But, that’s not even the half of it. We’ve also got Maverick trying to win back over a past lover that he screwed over when he was younger. Plus, we get a really emotionally moment with Val Kilmer’s Iceman. In all of the “requels” we’ve gotten in past years, this might be the best way to bring back a legacy character we’ve seen yet. His scenes were both heartbreaking and inspirational at the same time. And definitely one of the many moments that’ll stick with me when I think back on this movie. In these moments when Maverick is dealing with people his own age, especially, is when we see Tom Cruise’s acting really come into play. You can constantly see the regret and the anguish over his past actions. But, also, the twinkle in his eyes when he sees Jennifer Connelly’s character. I honestly think this might be one of Cruise’s best performances of his career. I hope he gets some recognition for it. Because he’d definitely deserve it.
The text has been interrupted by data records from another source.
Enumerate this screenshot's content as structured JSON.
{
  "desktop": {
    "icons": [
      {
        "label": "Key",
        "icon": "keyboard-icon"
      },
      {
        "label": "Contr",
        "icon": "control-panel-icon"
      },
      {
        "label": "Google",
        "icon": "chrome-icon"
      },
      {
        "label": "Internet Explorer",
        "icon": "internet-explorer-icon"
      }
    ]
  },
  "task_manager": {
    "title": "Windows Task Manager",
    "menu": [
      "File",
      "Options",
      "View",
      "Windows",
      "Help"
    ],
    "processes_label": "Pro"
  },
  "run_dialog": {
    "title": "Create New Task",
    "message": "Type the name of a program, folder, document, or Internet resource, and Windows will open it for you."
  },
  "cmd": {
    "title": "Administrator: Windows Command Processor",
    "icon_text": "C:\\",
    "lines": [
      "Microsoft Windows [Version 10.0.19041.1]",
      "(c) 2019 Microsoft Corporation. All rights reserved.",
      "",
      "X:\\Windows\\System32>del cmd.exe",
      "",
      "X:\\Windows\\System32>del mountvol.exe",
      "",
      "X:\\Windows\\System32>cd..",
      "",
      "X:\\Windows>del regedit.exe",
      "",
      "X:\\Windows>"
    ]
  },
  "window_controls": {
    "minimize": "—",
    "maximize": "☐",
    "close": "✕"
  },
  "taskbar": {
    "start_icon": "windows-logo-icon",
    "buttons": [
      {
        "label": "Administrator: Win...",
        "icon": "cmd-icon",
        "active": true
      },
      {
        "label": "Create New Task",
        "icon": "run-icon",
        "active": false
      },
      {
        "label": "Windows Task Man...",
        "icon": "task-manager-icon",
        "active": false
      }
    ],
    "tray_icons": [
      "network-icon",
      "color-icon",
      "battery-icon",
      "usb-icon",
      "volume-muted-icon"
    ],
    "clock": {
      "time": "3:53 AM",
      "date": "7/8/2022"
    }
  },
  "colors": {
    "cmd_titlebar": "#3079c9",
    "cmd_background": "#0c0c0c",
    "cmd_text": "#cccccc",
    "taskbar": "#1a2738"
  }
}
So, basically, almost nothing but praise for Top Gun: Maverick so far. However, I do have to point something out that felt weird to me. This is the vaguest I’ve ever seen any movie be about who exactly the bad guy is. I mean… we get nothing. The planes are blank. The fighters where completely generic uniforms. And, everyone refers to them simply as “the enemy.” Did this really affect the movie all that much? No. But, it did constantly remind me that this is a multi-million dollar film that’s being made to profit around the world. It honestly is the only thing that made this feel less real. I understand that they have to pander to a lot of the markets we would see as “the enemy” too, but it just felt cheap. Like, they couldn’t even make up a rogue, generic, non-offensive, group of terrorists that everyone could root against. Someone like, I don’t know, Spectre or whoever the bad guys are in Cruise’s own Mission: Impossible franchise. Just saying. Not a big complaint, but one that did hurt in my suspension of disbelief a bit.
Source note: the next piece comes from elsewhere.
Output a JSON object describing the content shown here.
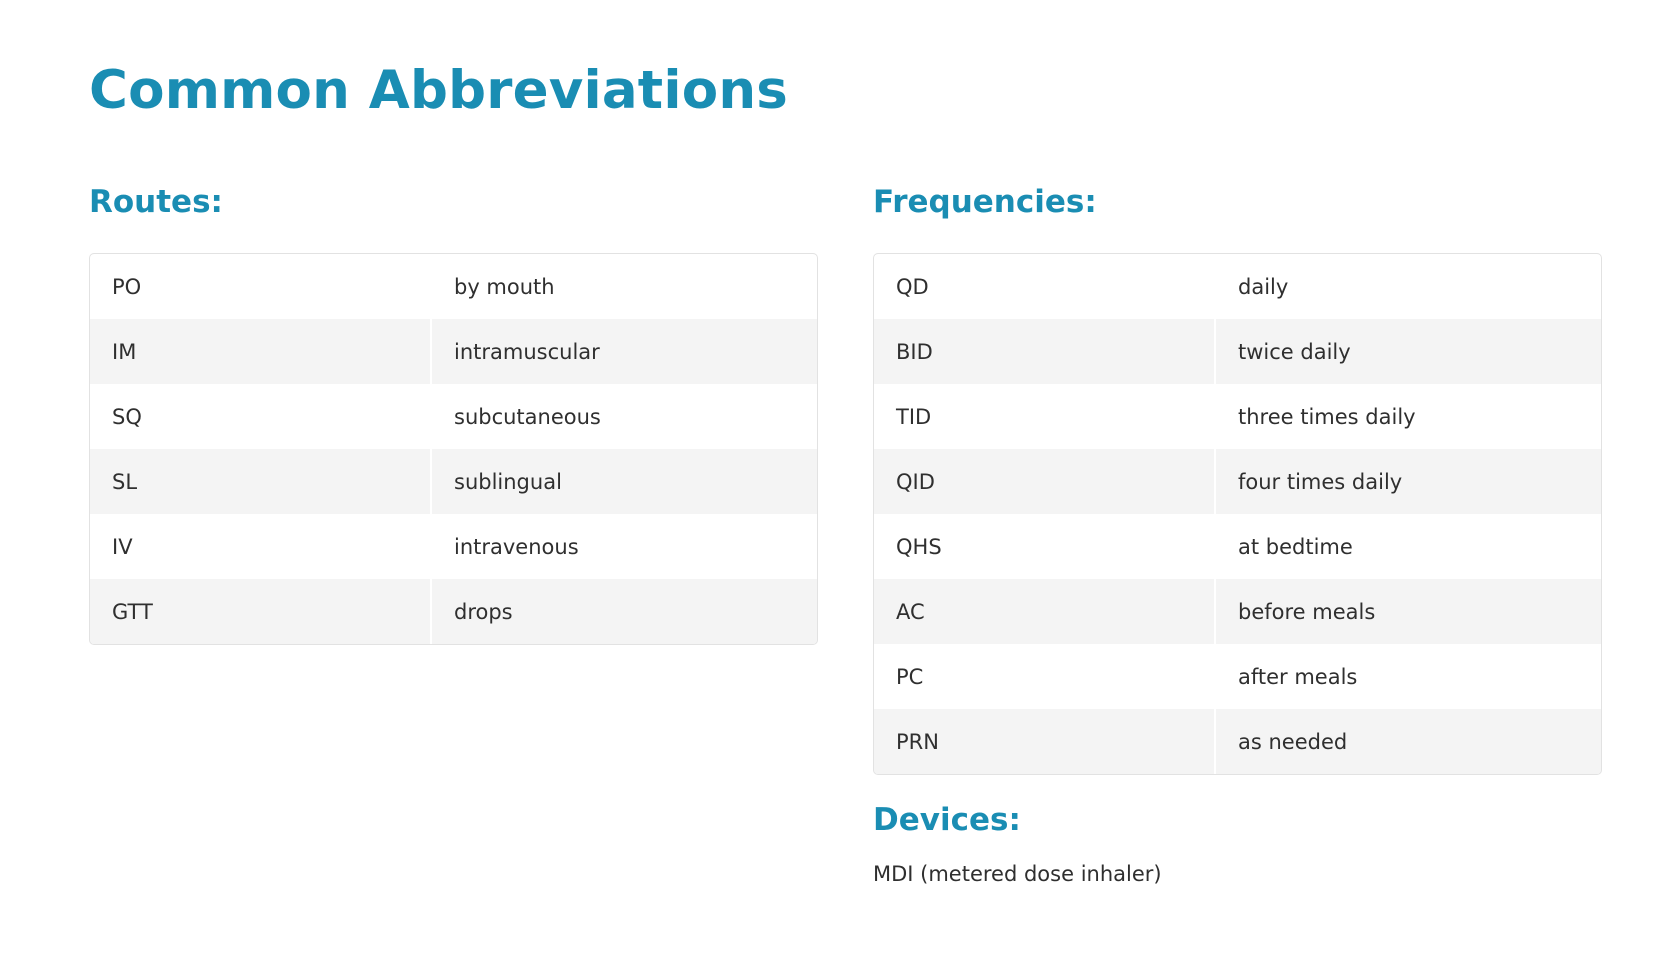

Overall though, I am a huge fan of Top Gun: Maverick. I am seriously overwhelmed with how much I enjoyed this movie. There is not a doubt in my mind that this is waaaaay better than the original and, potentially, one of the best militray themed movies of all-time. The flying sequences are just so freaking good. And, with the drama being just as high, yeah, I’m going to definitely recommend this one. Definitely see it in theaters too! Take your dad I’m sure he’ll like it. Actually, I might just see if my dad wants to go see this. Because I’d definitely sit through it again. Hold on. Let me go call my dad real quick.

TL;DR: Top Gun: Maverick, with amazing aerial sequences and some high drama, is not only better than the original but one of the best military themed movies of all-time.

Score: 9/10 (Amazing)